So McCain thinks the policy is working, eh? How exactly is it "working"? We've kicked out thousands of military members, many with vital skills such as translators and interrogators. Thousands more cannot even tell their comrades who they went out with last weekend. If they have any relationship at all it must be illicit, as if they harbored some horrible secret rather than the simple fact that they fell in love with someone. How does this show the "policy is working?" These are our fellow Americans. They are just like you and me. The only thing that distinguishes them from the rest of us is who they love. These men and women volunteered to join the military and put their lives on the line every day for a nation that then demands they hide an important part of themselves away. To hide it so WE will feel comfortable. So WE won't be inconvenienced. Imagine yourself among a group of single coworkers, all talking about their recent dates. Then imagine you can't tell anyone about yours. If you do, you will be fired. Fired, even though you are a model employee. The only people for whom this policy is "working" are those who are made uncomfortable by proximity to a known homosexual. And to McCain and others who fall into this category I say, "Grow up"!

Now there are those who will make the case that a straight soldier, we'll call him George, doesn't need the distraction of knowing the guy next to him in the foxhole, we'll call him John, is gay.
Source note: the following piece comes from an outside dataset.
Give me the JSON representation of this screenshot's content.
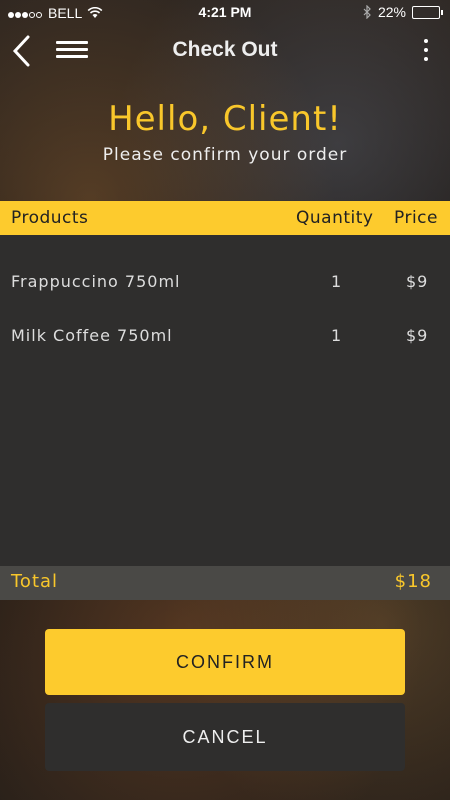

This is talking cross-eyed-badger-spit. If the two of them are in a foxhole they probably have more pressing issues than who's gay and who isn't. This line of reasoning is also highly insulting to both of our hypothetical soldiers. First you are implying that, just because John is gay that he's naturally a sexual predator and will jump George as soon as his back is turned. Homosexuals are no more predatory than anyone else. Just look at the thousands of sexual assaults carried out by straight soldiers every year. Predators are predators and the person's sexual orientation is hardly a factor. Secondly, you insult George by saying that he's such a bad soldier that he's more worried about his buddy's sexual habits than doing his job. Third, the increasing ratio of women in all branches of the military invalidates sexual tension as a uniquely homosexual issue.

Let me come clean on myself. I am NOT gay. I served over 8 years in the US Air Force as a 'Boom Operator' on KC-135 tankers performing inflight refueling. I was assigned to two squadrons during my tenure and deployed for the first Gulf War and numerous operations around the world during the first half of the 1990's. At no time did I worry that someone on my aircrew was gay. When bunking down in the compound outside King Khalid International airport during the first Gulf War, the thought that there might be gay service members among the thousand or so other soldiers and airmen stationed there never crossed the transom of my mind. Why? Because it wasn't important.

Here's one more thing to think about if you're still not convinced. There have been homosexuals in America's military since before there was a US of A and they have served honorably alongside their straight comrades in every battle America has ever fought. They undoubtedly crossed the Delaware with Washington to attack Trenton. They died in the snow of Valley Forge and on the fields of Yorktown. They fought and died on both sides at Bull Run, Shiloh, Vicksburg, Gettysburg, Atlanta and Cold Harbor. They followed Teddy up San Juan Hill with his 'Rough Riders'. They fought through the slaughter of Belleau Wood on the Western Front. They were entombed forever when the Arizona rolled over. They were shot down over the Solomons. They died on the beaches of Normandy and in the air over the oil fields of Ploesti. They shivered through the Korean winter with their comrades at the Chosin Reservoir and sweated with them through the siege of Ka San. I for one think these men and women have more than earned the right to be treated like any other American citizen!